Using the listing that follows, return every line with the word "mouse".

**RECORDS FOR THE EXERCISE**

▬▬▬▬▬▬▬▬▬▬

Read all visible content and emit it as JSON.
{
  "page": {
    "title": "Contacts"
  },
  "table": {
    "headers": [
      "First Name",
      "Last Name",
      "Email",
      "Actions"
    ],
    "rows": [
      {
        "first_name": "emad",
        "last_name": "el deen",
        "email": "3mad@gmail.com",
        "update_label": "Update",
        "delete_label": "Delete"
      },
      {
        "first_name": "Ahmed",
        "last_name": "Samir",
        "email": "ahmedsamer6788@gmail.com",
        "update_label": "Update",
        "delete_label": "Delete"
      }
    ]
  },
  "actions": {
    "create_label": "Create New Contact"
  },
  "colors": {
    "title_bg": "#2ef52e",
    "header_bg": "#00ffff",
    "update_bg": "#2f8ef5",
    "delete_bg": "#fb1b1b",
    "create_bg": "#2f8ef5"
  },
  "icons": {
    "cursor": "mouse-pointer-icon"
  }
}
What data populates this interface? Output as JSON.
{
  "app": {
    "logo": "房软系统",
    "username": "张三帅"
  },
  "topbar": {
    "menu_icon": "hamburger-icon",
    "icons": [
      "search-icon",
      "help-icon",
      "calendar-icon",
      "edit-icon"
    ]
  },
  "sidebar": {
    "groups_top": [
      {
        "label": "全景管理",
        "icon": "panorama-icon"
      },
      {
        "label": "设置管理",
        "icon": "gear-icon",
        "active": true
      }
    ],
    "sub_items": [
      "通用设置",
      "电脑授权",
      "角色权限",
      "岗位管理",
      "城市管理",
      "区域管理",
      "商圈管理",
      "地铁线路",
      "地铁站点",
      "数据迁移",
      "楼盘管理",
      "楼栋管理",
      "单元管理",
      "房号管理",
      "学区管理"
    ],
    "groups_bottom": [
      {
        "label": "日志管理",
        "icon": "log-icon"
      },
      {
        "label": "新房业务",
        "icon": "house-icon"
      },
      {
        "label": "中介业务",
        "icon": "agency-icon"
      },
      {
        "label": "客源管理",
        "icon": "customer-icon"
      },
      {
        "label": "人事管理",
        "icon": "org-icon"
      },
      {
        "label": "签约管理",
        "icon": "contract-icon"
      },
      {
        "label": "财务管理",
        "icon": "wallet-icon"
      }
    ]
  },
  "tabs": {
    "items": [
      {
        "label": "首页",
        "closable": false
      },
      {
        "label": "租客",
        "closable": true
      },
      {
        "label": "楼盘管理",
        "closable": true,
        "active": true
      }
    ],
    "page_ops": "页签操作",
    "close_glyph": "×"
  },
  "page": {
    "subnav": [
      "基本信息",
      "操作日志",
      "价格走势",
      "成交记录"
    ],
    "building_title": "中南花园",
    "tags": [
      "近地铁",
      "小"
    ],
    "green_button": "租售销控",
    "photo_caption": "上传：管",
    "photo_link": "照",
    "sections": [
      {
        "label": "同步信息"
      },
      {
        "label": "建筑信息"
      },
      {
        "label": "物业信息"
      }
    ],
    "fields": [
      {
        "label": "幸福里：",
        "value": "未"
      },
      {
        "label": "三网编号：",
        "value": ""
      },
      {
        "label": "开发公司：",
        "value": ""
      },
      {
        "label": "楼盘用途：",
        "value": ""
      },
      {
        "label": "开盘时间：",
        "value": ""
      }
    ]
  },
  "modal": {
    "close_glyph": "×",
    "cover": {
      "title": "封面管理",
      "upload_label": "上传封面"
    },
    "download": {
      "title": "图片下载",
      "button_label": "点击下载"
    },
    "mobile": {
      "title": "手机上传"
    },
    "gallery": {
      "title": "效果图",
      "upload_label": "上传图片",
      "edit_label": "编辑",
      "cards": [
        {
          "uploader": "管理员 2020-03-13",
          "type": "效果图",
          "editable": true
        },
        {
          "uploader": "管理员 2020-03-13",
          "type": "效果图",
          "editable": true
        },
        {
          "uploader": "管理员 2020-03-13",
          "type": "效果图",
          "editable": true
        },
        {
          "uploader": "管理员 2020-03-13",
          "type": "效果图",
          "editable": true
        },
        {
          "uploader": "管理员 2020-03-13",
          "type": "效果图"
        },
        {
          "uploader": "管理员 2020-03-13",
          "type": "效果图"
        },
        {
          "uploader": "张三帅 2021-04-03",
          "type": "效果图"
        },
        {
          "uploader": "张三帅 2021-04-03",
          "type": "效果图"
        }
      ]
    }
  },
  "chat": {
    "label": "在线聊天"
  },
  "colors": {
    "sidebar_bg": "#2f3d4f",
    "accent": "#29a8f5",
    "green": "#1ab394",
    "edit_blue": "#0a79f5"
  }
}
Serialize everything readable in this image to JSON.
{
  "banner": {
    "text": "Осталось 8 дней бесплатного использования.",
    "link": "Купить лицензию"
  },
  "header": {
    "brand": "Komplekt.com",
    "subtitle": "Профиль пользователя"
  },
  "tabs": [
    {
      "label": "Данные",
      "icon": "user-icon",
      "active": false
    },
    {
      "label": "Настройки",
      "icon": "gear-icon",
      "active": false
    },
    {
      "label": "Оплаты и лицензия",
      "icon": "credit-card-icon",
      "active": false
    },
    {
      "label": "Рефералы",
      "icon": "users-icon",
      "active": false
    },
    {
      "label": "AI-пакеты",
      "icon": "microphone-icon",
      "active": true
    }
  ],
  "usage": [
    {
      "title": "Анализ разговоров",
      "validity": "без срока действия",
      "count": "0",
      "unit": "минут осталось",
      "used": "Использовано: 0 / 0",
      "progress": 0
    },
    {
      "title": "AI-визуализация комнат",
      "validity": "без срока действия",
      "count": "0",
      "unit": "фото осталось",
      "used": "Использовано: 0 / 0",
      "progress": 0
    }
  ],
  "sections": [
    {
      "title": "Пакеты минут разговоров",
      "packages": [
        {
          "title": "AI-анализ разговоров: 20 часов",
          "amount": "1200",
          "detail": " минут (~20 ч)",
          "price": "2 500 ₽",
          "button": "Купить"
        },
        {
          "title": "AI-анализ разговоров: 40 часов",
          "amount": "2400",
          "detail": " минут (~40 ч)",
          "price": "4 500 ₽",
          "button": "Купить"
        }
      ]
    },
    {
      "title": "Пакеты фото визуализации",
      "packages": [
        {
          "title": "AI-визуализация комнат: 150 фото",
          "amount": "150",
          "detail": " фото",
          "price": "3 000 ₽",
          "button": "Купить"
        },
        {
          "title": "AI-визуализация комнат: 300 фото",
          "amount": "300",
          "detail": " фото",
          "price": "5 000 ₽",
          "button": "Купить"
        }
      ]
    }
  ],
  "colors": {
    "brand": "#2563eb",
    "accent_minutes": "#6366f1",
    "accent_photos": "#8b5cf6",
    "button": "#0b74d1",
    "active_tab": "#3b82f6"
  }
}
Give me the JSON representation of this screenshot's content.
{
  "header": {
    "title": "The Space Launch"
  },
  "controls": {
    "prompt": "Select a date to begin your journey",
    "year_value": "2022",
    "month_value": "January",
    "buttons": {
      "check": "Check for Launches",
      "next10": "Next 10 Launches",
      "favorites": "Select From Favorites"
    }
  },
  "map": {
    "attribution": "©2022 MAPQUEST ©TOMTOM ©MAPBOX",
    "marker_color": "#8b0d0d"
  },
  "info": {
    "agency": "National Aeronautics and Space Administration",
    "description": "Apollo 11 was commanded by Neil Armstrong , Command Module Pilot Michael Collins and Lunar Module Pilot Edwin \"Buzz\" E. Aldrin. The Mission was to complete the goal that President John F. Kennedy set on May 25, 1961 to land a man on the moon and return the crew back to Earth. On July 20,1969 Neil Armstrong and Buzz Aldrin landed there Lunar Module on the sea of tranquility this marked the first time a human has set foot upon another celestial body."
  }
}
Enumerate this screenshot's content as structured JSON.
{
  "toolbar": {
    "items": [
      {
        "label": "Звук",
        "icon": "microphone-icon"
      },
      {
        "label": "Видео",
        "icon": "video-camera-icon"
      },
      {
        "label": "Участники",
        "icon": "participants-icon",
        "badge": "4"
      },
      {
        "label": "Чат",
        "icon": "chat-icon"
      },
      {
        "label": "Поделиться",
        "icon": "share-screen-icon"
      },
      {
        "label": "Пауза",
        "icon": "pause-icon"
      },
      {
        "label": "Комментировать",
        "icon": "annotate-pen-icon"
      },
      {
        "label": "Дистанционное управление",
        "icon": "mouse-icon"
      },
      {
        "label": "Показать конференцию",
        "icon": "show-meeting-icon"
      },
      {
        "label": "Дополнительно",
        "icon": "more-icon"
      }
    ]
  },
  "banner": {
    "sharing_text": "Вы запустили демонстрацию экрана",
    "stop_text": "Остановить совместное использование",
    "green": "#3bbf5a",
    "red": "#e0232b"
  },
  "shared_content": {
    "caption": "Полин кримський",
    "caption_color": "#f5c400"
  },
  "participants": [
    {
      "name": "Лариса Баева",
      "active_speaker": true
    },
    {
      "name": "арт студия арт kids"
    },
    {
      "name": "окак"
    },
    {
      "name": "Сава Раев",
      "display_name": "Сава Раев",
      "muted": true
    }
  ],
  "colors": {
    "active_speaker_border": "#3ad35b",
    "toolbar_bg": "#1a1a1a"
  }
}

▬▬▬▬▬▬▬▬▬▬

**WRITTEN RESPONSE**
    "cursor": "mouse-pointer-icon"
        "icon": "mouse-icon"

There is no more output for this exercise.